Dataset records:
──────────────────────────────
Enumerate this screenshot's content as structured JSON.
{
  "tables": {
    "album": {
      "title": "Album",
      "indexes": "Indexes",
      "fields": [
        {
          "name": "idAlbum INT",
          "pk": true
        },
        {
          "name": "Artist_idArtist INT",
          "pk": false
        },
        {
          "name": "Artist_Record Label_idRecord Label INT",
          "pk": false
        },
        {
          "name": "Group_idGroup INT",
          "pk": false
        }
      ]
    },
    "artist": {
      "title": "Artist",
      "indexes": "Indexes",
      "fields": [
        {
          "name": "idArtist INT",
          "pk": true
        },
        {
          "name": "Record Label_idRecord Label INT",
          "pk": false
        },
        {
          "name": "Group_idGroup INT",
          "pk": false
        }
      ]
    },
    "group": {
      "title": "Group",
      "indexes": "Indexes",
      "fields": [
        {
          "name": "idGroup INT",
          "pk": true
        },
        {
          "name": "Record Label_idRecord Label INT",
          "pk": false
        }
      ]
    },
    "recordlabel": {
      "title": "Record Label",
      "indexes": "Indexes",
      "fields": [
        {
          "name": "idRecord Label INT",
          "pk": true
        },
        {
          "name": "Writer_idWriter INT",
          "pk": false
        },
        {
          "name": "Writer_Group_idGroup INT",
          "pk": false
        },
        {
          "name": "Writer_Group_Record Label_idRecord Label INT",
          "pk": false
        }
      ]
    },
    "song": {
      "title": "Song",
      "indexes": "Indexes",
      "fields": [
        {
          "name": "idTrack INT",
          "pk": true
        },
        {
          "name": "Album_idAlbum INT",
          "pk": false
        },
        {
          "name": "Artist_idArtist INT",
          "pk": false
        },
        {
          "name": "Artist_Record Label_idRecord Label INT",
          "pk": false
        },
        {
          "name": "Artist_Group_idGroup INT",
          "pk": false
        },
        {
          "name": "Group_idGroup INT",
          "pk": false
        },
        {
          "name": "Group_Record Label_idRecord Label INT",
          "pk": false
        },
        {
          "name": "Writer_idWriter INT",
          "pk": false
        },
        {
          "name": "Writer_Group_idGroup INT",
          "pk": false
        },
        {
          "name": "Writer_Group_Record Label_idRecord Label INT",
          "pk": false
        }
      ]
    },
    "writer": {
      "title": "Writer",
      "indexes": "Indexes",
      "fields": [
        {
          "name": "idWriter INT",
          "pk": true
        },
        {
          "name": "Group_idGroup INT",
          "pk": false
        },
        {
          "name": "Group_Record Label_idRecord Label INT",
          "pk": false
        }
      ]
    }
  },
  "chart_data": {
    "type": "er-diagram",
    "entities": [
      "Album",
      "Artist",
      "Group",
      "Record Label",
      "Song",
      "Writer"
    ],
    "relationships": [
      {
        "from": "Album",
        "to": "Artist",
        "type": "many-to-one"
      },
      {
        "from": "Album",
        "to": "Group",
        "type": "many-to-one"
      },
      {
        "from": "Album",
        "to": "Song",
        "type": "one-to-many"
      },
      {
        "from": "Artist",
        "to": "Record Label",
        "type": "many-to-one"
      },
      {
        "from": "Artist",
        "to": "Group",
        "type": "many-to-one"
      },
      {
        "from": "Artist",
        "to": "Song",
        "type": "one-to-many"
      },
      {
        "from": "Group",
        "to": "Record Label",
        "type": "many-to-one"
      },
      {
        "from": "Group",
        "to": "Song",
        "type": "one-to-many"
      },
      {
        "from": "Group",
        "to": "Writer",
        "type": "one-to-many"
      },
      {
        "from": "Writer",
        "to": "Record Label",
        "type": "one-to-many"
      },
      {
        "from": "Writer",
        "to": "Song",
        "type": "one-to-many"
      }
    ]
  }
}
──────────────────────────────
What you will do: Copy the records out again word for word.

Task result:
Enumerate this screenshot's content as structured JSON.
{
  "tables": {
    "album": {
      "title": "Album",
      "indexes": "Indexes",
      "fields": [
        {
          "name": "idAlbum INT",
          "pk": true
        },
        {
          "name": "Artist_idArtist INT",
          "pk": false
        },
        {
          "name": "Artist_Record Label_idRecord Label INT",
          "pk": false
        },
        {
          "name": "Group_idGroup INT",
          "pk": false
        }
      ]
    },
    "artist": {
      "title": "Artist",
      "indexes": "Indexes",
      "fields": [
        {
          "name": "idArtist INT",
          "pk": true
        },
        {
          "name": "Record Label_idRecord Label INT",
          "pk": false
        },
        {
          "name": "Group_idGroup INT",
          "pk": false
        }
      ]
    },
    "group": {
      "title": "Group",
      "indexes": "Indexes",
      "fields": [
        {
          "name": "idGroup INT",
          "pk": true
        },
        {
          "name": "Record Label_idRecord Label INT",
          "pk": false
        }
      ]
    },
    "recordlabel": {
      "title": "Record Label",
      "indexes": "Indexes",
      "fields": [
        {
          "name": "idRecord Label INT",
          "pk": true
        },
        {
          "name": "Writer_idWriter INT",
          "pk": false
        },
        {
          "name": "Writer_Group_idGroup INT",
          "pk": false
        },
        {
          "name": "Writer_Group_Record Label_idRecord Label INT",
          "pk": false
        }
      ]
    },
    "song": {
      "title": "Song",
      "indexes": "Indexes",
      "fields": [
        {
          "name": "idTrack INT",
          "pk": true
        },
        {
          "name": "Album_idAlbum INT",
          "pk": false
        },
        {
          "name": "Artist_idArtist INT",
          "pk": false
        },
        {
          "name": "Artist_Record Label_idRecord Label INT",
          "pk": false
        },
        {
          "name": "Artist_Group_idGroup INT",
          "pk": false
        },
        {
          "name": "Group_idGroup INT",
          "pk": false
        },
        {
          "name": "Group_Record Label_idRecord Label INT",
          "pk": false
        },
        {
          "name": "Writer_idWriter INT",
          "pk": false
        },
        {
          "name": "Writer_Group_idGroup INT",
          "pk": false
        },
        {
          "name": "Writer_Group_Record Label_idRecord Label INT",
          "pk": false
        }
      ]
    },
    "writer": {
      "title": "Writer",
      "indexes": "Indexes",
      "fields": [
        {
          "name": "idWriter INT",
          "pk": true
        },
        {
          "name": "Group_idGroup INT",
          "pk": false
        },
        {
          "name": "Group_Record Label_idRecord Label INT",
          "pk": false
        }
      ]
    }
  },
  "chart_data": {
    "type": "er-diagram",
    "entities": [
      "Album",
      "Artist",
      "Group",
      "Record Label",
      "Song",
      "Writer"
    ],
    "relationships": [
      {
        "from": "Album",
        "to": "Artist",
        "type": "many-to-one"
      },
      {
        "from": "Album",
        "to": "Group",
        "type": "many-to-one"
      },
      {
        "from": "Album",
        "to": "Song",
        "type": "one-to-many"
      },
      {
        "from": "Artist",
        "to": "Record Label",
        "type": "many-to-one"
      },
      {
        "from": "Artist",
        "to": "Group",
        "type": "many-to-one"
      },
      {
        "from": "Artist",
        "to": "Song",
        "type": "one-to-many"
      },
      {
        "from": "Group",
        "to": "Record Label",
        "type": "many-to-one"
      },
      {
        "from": "Group",
        "to": "Song",
        "type": "one-to-many"
      },
      {
        "from": "Group",
        "to": "Writer",
        "type": "one-to-many"
      },
      {
        "from": "Writer",
        "to": "Record Label",
        "type": "one-to-many"
      },
      {
        "from": "Writer",
        "to": "Song",
        "type": "one-to-many"
      }
    ]
  }
}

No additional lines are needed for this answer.